REQUIRED ACTION:
Within the material below, how many lines contain the word "this"? Give that number only.
:: GIVEN RECORDS
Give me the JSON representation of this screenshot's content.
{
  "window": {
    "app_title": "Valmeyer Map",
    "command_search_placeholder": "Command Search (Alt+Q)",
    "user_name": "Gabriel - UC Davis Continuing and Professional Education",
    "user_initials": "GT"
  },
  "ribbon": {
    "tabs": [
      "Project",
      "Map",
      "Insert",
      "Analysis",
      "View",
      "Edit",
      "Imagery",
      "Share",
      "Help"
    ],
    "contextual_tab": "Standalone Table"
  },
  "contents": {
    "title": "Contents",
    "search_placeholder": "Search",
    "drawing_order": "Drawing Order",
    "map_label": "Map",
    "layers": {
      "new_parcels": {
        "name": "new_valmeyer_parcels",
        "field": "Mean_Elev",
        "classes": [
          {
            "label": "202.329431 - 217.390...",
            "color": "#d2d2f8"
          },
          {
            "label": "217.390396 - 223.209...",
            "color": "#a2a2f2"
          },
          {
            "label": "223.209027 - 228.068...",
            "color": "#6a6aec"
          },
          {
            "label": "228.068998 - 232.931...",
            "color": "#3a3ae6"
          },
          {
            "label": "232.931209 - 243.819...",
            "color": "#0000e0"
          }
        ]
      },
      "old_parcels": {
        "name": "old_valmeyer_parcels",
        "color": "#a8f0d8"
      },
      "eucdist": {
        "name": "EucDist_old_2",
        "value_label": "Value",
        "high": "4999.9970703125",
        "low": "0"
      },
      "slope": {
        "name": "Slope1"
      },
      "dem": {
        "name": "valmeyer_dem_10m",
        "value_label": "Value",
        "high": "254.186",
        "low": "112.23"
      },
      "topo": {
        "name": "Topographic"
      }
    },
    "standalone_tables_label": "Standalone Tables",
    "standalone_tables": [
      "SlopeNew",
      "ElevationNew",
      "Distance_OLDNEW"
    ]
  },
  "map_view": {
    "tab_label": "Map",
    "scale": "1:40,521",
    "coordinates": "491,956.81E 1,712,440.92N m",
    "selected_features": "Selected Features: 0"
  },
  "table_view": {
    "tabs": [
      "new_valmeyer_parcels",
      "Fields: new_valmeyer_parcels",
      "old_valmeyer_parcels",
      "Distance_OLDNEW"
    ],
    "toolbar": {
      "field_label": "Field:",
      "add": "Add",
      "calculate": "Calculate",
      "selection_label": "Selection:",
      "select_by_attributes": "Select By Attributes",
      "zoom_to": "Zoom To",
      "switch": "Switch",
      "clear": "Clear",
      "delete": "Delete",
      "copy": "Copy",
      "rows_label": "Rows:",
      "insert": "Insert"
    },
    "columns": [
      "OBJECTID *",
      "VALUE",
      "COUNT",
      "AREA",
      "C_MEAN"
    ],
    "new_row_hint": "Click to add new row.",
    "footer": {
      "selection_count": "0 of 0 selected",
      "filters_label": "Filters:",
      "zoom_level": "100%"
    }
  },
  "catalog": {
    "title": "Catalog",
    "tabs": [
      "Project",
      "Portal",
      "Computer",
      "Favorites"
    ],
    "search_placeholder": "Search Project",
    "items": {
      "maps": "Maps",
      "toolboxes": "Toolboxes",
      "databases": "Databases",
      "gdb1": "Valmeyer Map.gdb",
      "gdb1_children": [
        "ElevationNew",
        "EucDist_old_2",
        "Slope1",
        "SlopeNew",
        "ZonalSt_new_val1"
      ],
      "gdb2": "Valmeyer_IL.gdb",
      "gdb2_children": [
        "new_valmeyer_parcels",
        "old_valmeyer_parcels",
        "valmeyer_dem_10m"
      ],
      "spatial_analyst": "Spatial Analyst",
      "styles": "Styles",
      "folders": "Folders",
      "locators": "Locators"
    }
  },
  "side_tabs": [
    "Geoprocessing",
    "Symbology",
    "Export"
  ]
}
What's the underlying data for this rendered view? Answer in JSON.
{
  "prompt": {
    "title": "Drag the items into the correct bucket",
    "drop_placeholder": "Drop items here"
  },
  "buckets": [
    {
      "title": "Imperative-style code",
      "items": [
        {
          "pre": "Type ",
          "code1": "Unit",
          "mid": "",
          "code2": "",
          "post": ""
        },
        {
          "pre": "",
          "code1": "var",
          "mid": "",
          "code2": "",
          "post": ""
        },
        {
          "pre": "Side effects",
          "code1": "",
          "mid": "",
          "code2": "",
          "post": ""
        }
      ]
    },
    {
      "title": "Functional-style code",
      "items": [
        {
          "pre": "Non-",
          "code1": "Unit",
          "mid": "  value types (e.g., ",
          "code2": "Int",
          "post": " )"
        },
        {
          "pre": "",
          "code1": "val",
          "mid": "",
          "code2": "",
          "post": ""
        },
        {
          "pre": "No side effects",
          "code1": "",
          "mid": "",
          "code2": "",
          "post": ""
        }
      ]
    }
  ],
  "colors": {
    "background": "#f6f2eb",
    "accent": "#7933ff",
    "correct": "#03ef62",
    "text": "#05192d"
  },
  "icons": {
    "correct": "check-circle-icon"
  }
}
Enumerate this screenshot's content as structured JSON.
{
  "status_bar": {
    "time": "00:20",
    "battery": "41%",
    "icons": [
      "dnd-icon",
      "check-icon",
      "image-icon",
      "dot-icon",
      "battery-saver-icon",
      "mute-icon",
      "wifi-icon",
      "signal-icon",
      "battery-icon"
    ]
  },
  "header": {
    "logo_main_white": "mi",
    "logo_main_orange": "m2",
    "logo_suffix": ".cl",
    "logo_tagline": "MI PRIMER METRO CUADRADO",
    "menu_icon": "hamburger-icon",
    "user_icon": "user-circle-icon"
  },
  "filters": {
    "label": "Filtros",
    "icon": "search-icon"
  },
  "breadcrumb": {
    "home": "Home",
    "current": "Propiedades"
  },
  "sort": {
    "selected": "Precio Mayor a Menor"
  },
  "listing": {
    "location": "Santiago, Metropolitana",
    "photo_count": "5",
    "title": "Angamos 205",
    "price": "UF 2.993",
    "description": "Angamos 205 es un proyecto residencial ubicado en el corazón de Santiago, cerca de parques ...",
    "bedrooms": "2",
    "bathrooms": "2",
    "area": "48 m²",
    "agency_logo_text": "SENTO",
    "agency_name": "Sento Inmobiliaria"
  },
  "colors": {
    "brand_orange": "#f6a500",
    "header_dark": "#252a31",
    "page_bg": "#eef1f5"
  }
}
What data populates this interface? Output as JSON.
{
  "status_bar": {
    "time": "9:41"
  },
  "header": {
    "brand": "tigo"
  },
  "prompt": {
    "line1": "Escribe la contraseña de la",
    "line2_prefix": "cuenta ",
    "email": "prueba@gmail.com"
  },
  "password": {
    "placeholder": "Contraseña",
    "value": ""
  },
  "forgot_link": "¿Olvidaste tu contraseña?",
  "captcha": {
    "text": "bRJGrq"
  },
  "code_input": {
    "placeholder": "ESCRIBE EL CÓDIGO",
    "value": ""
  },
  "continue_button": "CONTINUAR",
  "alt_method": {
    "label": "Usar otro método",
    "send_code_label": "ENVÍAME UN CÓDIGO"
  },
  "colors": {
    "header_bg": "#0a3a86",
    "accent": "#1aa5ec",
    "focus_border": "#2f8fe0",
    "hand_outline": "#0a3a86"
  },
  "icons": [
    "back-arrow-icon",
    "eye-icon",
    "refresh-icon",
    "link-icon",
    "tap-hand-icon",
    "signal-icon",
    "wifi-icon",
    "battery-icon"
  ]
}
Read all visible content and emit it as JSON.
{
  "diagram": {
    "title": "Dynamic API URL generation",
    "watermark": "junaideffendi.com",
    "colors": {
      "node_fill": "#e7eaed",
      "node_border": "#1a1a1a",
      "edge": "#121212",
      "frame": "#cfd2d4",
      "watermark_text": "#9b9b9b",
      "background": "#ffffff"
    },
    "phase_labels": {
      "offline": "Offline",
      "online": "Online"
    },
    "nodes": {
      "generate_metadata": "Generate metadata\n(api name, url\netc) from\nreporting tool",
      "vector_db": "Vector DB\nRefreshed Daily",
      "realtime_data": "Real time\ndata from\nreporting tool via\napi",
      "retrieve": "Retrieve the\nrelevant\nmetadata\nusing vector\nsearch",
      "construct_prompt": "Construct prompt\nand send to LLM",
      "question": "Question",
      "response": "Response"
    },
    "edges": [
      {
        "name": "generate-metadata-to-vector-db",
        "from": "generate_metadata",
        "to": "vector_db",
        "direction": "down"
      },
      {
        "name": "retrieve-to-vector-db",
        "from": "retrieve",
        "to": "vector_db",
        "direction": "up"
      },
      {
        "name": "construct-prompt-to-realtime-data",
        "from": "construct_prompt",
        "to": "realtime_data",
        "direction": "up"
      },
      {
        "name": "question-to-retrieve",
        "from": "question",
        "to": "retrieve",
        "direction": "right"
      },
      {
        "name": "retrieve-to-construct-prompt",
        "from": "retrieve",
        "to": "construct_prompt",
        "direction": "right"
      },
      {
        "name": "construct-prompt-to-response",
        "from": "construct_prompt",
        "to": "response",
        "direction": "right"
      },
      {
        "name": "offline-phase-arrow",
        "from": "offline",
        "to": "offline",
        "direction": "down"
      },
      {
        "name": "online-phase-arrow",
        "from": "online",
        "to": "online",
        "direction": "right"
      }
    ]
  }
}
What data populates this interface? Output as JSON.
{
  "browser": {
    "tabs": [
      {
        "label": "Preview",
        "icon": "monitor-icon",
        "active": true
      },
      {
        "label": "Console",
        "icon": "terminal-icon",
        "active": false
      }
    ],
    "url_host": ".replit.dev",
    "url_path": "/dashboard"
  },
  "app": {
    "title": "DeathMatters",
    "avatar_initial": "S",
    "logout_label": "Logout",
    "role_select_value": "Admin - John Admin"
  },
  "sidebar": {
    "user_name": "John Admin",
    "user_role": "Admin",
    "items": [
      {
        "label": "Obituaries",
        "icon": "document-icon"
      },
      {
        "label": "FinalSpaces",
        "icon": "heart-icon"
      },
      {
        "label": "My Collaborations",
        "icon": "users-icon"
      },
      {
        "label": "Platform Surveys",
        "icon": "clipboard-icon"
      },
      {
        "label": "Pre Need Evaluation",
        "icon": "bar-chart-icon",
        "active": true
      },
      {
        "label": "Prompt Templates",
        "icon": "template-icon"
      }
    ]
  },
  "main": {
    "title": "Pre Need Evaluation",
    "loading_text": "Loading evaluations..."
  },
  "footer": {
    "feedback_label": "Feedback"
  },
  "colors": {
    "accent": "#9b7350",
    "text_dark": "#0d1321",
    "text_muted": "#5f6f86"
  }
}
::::
ANSWER TO THE EXERCISE:
5